This is the view from my picnic table this week. Look up and you are looking into the blossom filled, galaxy like interior of the massive magnolia tree that resides in my back yard. I love this tree and I am going to miss it… maybe… if all goes as planned.
We are contemplating moving from our home. It is a big deal. We have lived here for 12 years and as little as 2 months ago I would have sworn to you that we would be spending 12×12 more years here. We love our little house and our very big magnolia tree. But then the house of our dreams went up for sale, we qualify for a VA loan and all of that changed.
There is alot that goes into the decision to move. But for a gardener, the decision is even harder. This past winter, I came across a roll of film rolling around in one of the ubiquitous junk drawers that all homes have. I had it developed just to see what was on it. The roll was images captured from our backyard Â from the first year we lived in our current home. Our dog, who now limps and sleeps nearly continuously, was a brand new puppy. My 17 year-old was a sparkling kindergartener and my budding tweenager was still an infant. And my garden had not yet taken shape.
I was shocked at how bare the backyard looked back then. We forget how much things change. The backyard simply looked jumbled then, like a frightening section of overgrown land plopped into the middle of a normally neat suburbia. No flowers, a vague vegetable garden (hastily installed the month we moved in), no pond and just a big old jungle of weeds.
I have spent 12 years transforming that overgrown wasteland into MY yard and now I am just going to walk away from it? Just like that? It’s like walking away from a happy marriage or a great job. You don’t do that, do you? Not for something as vague as the promise of “something even better”. But that is exactly what I am contemplating.
But I suppose that is what makes us human. The idea that the grass is always greener, the house is always better and the garden will be near perfect just over that next fence/street/hill. We might have it good, but no matter how great it is, it can be even better.

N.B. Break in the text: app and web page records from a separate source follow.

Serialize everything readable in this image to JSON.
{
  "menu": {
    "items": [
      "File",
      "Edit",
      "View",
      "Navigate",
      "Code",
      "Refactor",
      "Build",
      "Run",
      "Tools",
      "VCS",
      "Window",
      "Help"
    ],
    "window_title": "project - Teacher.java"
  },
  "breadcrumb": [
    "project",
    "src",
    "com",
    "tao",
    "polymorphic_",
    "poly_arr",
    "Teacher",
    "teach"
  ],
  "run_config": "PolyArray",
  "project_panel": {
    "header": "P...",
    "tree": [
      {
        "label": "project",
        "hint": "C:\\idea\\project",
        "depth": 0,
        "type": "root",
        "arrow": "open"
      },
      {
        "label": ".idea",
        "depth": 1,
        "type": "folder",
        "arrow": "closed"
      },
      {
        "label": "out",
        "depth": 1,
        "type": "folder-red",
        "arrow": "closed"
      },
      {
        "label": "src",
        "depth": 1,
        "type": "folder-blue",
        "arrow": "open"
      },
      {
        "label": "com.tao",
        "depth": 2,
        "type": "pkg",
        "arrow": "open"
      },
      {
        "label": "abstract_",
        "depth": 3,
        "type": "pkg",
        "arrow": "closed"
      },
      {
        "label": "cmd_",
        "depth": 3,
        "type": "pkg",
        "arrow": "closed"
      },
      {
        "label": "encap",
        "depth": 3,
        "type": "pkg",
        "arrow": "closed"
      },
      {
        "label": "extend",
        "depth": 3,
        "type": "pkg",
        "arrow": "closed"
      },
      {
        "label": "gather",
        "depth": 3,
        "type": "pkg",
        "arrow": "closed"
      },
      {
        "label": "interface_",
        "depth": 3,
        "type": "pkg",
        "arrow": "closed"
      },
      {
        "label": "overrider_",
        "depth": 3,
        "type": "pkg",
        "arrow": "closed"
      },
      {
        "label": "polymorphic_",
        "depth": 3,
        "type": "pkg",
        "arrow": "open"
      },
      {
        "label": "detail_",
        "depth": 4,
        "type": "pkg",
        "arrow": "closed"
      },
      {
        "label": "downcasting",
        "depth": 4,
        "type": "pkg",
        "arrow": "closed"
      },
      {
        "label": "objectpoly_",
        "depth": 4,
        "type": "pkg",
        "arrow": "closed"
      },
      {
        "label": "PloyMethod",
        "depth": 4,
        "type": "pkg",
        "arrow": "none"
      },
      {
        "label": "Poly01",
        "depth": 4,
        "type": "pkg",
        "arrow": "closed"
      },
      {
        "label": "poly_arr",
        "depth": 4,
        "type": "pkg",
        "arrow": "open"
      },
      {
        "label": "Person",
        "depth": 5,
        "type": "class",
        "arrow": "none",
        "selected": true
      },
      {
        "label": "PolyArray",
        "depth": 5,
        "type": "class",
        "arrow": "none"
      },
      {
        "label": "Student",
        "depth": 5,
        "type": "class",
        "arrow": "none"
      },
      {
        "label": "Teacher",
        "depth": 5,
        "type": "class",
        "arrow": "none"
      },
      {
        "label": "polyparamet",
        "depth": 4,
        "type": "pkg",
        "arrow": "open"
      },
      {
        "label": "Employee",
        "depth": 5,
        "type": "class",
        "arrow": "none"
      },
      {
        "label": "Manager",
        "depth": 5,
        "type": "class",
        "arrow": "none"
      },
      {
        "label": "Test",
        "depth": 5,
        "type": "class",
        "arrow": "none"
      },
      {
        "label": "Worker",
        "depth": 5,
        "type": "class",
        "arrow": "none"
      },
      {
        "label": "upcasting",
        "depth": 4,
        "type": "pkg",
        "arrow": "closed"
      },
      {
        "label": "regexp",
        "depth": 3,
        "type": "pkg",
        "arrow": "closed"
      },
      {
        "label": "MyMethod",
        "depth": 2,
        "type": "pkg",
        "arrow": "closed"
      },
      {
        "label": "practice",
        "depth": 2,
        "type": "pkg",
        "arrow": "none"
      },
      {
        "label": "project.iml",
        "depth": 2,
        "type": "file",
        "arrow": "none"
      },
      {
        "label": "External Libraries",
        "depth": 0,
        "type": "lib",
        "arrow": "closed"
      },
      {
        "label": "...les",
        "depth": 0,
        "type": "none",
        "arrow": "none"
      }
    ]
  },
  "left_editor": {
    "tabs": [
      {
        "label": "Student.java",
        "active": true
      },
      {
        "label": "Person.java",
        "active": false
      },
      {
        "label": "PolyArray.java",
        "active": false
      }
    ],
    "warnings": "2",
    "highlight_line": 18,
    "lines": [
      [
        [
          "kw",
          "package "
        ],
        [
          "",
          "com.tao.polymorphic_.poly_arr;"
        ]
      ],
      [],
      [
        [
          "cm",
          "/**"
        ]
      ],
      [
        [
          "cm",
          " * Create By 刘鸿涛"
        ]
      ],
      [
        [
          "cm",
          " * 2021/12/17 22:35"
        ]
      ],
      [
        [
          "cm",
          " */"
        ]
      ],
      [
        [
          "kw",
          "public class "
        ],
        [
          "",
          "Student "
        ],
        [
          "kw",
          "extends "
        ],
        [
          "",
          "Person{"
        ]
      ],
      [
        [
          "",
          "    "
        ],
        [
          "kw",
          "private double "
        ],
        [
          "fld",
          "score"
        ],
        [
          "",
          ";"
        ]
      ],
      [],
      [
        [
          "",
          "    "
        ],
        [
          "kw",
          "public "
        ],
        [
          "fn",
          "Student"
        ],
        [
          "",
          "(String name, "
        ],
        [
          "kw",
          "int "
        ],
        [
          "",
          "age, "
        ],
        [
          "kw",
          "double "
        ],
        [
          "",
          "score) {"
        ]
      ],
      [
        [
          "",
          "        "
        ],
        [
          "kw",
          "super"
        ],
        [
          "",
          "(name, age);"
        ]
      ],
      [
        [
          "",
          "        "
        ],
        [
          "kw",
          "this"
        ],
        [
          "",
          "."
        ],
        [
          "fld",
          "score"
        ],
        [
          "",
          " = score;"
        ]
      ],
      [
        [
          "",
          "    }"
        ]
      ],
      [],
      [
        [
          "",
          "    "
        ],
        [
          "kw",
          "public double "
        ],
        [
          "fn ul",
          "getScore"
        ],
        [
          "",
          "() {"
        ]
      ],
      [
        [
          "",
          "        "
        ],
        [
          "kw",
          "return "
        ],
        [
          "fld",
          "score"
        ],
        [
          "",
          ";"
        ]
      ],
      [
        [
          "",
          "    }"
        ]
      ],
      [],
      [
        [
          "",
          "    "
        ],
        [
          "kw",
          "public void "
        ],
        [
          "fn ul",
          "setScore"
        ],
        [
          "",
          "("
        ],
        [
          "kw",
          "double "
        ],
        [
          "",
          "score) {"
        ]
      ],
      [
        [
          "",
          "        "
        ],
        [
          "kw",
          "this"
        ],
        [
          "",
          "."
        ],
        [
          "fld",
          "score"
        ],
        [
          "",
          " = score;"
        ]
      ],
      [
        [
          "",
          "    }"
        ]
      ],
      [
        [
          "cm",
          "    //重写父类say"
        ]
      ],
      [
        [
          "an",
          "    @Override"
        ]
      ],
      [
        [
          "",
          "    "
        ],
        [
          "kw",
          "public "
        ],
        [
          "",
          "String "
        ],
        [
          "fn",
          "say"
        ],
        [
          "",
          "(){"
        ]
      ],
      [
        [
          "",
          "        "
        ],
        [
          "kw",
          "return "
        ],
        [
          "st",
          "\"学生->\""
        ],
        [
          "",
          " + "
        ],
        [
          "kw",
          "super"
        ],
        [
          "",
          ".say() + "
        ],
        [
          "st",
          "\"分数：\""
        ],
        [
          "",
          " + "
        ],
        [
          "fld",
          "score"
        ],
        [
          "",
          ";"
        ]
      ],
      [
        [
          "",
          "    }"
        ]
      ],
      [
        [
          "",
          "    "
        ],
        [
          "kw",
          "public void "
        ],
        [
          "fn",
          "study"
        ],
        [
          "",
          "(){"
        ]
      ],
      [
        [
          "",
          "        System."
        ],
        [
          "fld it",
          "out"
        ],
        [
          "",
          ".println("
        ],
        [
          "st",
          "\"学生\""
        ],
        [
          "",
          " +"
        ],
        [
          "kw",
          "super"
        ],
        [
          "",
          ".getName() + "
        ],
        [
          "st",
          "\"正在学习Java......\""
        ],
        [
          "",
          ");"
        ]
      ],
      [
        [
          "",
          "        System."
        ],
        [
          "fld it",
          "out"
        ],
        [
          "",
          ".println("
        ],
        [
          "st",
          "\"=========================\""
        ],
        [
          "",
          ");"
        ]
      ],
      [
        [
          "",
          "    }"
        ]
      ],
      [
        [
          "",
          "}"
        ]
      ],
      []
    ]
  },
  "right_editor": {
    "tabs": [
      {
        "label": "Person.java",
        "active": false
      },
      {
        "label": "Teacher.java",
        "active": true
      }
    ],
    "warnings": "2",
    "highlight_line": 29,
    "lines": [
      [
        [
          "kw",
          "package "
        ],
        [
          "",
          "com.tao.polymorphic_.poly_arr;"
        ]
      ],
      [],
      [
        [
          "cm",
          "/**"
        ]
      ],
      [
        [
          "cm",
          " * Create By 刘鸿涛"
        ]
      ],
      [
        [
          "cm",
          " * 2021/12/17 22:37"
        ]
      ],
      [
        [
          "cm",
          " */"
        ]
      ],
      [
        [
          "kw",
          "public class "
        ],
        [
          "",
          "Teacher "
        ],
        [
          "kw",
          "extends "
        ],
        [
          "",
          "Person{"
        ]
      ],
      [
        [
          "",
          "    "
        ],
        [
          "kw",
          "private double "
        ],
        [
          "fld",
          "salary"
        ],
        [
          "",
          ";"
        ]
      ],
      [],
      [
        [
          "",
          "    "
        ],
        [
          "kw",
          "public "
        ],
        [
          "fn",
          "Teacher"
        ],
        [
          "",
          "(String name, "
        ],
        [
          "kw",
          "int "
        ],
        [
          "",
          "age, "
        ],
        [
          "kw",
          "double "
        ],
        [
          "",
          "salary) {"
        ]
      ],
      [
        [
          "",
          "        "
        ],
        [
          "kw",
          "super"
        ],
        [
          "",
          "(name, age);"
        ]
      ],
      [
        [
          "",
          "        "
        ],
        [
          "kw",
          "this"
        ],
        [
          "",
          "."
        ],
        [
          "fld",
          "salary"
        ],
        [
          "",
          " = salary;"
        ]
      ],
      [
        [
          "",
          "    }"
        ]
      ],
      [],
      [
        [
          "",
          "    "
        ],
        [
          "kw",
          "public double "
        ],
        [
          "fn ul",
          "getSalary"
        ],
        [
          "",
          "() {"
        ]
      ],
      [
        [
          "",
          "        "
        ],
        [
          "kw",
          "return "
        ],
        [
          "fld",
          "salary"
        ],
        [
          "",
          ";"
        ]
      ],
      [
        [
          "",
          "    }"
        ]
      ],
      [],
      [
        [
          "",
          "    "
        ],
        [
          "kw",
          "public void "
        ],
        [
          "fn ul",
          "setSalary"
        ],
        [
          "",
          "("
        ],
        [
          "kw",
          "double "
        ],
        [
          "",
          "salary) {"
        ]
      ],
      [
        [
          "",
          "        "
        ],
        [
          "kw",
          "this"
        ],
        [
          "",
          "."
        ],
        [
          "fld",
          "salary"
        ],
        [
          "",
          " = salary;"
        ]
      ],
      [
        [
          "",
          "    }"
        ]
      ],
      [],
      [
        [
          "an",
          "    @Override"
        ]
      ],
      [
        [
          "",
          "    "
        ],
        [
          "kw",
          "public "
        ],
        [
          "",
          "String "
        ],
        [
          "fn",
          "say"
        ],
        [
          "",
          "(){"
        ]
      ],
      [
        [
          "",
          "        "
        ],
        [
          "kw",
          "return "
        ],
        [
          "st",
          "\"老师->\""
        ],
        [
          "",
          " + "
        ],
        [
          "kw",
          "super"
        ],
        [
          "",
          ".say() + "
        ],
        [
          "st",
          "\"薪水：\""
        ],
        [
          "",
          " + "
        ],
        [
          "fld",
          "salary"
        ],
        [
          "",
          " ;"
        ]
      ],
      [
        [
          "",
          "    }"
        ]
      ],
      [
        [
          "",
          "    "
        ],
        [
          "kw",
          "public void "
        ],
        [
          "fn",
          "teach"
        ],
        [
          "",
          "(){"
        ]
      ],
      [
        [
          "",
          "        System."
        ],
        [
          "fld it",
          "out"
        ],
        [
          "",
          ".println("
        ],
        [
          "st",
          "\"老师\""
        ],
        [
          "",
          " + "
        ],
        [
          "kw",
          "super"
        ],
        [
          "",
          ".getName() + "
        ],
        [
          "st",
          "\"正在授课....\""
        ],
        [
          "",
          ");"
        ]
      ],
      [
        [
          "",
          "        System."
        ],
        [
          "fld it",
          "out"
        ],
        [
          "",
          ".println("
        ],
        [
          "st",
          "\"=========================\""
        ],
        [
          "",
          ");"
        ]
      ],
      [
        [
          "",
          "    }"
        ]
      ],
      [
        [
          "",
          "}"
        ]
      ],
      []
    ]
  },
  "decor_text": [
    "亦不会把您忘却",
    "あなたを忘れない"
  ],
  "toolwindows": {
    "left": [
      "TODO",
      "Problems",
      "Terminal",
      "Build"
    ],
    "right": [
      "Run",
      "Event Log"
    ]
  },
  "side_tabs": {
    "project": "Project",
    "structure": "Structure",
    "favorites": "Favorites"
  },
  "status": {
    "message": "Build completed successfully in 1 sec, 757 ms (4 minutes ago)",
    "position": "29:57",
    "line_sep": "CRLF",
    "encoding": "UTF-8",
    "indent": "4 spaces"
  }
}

But nothing has been finalized yet. Maybe this time next year I will be wistfully peering at pictures of a large magnolia tree that belongs to someone else outside a little home that I know is way better than what I have. Or maybe I will be right where everything is perfect.